Segment Start: Data for analysis

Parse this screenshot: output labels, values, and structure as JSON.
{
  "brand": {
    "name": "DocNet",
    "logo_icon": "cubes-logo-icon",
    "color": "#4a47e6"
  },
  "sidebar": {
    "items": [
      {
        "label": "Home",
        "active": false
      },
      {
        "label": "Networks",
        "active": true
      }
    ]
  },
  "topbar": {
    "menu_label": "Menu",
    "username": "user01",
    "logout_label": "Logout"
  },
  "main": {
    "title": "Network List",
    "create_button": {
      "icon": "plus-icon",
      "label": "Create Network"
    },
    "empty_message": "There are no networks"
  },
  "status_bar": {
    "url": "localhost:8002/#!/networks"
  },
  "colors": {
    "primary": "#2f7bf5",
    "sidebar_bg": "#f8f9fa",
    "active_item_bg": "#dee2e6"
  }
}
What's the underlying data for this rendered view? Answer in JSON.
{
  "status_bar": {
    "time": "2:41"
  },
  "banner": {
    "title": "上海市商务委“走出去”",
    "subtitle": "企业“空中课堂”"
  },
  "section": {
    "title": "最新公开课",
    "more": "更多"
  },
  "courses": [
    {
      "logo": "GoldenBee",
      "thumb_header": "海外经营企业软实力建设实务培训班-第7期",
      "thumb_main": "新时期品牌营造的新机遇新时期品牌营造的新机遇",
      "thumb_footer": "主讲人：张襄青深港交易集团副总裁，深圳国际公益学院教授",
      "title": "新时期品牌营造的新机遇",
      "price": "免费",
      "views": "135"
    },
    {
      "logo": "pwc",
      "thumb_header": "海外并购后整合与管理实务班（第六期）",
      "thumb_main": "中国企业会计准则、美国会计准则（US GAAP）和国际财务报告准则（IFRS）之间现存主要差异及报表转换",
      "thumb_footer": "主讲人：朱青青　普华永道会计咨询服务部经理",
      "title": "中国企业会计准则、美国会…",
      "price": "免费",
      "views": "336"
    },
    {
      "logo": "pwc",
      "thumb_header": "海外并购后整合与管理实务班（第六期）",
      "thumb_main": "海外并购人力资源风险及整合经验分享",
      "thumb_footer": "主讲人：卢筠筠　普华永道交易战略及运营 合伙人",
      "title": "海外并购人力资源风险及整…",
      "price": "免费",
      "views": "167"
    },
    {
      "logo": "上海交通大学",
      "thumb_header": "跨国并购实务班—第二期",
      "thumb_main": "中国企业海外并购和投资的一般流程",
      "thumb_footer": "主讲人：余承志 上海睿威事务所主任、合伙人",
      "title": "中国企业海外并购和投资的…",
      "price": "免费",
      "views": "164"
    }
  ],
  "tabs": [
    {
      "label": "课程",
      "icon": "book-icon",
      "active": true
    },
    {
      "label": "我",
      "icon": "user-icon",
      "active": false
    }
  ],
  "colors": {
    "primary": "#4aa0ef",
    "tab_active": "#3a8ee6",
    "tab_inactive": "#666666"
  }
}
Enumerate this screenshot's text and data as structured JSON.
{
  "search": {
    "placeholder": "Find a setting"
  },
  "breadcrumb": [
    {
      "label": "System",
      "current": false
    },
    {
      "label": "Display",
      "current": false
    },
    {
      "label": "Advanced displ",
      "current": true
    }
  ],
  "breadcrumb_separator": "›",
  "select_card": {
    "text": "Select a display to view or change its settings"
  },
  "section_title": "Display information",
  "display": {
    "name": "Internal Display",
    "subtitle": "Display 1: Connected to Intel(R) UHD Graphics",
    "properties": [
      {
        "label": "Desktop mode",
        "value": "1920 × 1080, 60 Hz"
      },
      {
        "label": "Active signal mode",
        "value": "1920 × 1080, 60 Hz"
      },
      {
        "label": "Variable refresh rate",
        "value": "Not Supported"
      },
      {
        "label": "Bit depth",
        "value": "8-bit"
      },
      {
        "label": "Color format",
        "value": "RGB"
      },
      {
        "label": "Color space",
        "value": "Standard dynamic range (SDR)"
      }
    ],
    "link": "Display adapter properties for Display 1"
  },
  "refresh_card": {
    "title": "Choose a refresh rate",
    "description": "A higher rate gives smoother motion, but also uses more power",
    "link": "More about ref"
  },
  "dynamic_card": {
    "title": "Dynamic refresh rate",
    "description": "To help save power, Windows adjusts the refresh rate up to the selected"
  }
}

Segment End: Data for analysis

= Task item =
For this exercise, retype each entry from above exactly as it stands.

= Result =
Parse this screenshot: output labels, values, and structure as JSON.
{
  "brand": {
    "name": "DocNet",
    "logo_icon": "cubes-logo-icon",
    "color": "#4a47e6"
  },
  "sidebar": {
    "items": [
      {
        "label": "Home",
        "active": false
      },
      {
        "label": "Networks",
        "active": true
      }
    ]
  },
  "topbar": {
    "menu_label": "Menu",
    "username": "user01",
    "logout_label": "Logout"
  },
  "main": {
    "title": "Network List",
    "create_button": {
      "icon": "plus-icon",
      "label": "Create Network"
    },
    "empty_message": "There are no networks"
  },
  "status_bar": {
    "url": "localhost:8002/#!/networks"
  },
  "colors": {
    "primary": "#2f7bf5",
    "sidebar_bg": "#f8f9fa",
    "active_item_bg": "#dee2e6"
  }
}
What's the underlying data for this rendered view? Answer in JSON.
{
  "status_bar": {
    "time": "2:41"
  },
  "banner": {
    "title": "上海市商务委“走出去”",
    "subtitle": "企业“空中课堂”"
  },
  "section": {
    "title": "最新公开课",
    "more": "更多"
  },
  "courses": [
    {
      "logo": "GoldenBee",
      "thumb_header": "海外经营企业软实力建设实务培训班-第7期",
      "thumb_main": "新时期品牌营造的新机遇新时期品牌营造的新机遇",
      "thumb_footer": "主讲人：张襄青深港交易集团副总裁，深圳国际公益学院教授",
      "title": "新时期品牌营造的新机遇",
      "price": "免费",
      "views": "135"
    },
    {
      "logo": "pwc",
      "thumb_header": "海外并购后整合与管理实务班（第六期）",
      "thumb_main": "中国企业会计准则、美国会计准则（US GAAP）和国际财务报告准则（IFRS）之间现存主要差异及报表转换",
      "thumb_footer": "主讲人：朱青青　普华永道会计咨询服务部经理",
      "title": "中国企业会计准则、美国会…",
      "price": "免费",
      "views": "336"
    },
    {
      "logo": "pwc",
      "thumb_header": "海外并购后整合与管理实务班（第六期）",
      "thumb_main": "海外并购人力资源风险及整合经验分享",
      "thumb_footer": "主讲人：卢筠筠　普华永道交易战略及运营 合伙人",
      "title": "海外并购人力资源风险及整…",
      "price": "免费",
      "views": "167"
    },
    {
      "logo": "上海交通大学",
      "thumb_header": "跨国并购实务班—第二期",
      "thumb_main": "中国企业海外并购和投资的一般流程",
      "thumb_footer": "主讲人：余承志 上海睿威事务所主任、合伙人",
      "title": "中国企业海外并购和投资的…",
      "price": "免费",
      "views": "164"
    }
  ],
  "tabs": [
    {
      "label": "课程",
      "icon": "book-icon",
      "active": true
    },
    {
      "label": "我",
      "icon": "user-icon",
      "active": false
    }
  ],
  "colors": {
    "primary": "#4aa0ef",
    "tab_active": "#3a8ee6",
    "tab_inactive": "#666666"
  }
}
Enumerate this screenshot's text and data as structured JSON.
{
  "search": {
    "placeholder": "Find a setting"
  },
  "breadcrumb": [
    {
      "label": "System",
      "current": false
    },
    {
      "label": "Display",
      "current": false
    },
    {
      "label": "Advanced displ",
      "current": true
    }
  ],
  "breadcrumb_separator": "›",
  "select_card": {
    "text": "Select a display to view or change its settings"
  },
  "section_title": "Display information",
  "display": {
    "name": "Internal Display",
    "subtitle": "Display 1: Connected to Intel(R) UHD Graphics",
    "properties": [
      {
        "label": "Desktop mode",
        "value": "1920 × 1080, 60 Hz"
      },
      {
        "label": "Active signal mode",
        "value": "1920 × 1080, 60 Hz"
      },
      {
        "label": "Variable refresh rate",
        "value": "Not Supported"
      },
      {
        "label": "Bit depth",
        "value": "8-bit"
      },
      {
        "label": "Color format",
        "value": "RGB"
      },
      {
        "label": "Color space",
        "value": "Standard dynamic range (SDR)"
      }
    ],
    "link": "Display adapter properties for Display 1"
  },
  "refresh_card": {
    "title": "Choose a refresh rate",
    "description": "A higher rate gives smoother motion, but also uses more power",
    "link": "More about ref"
  },
  "dynamic_card": {
    "title": "Dynamic refresh rate",
    "description": "To help save power, Windows adjusts the refresh rate up to the selected"
  }
}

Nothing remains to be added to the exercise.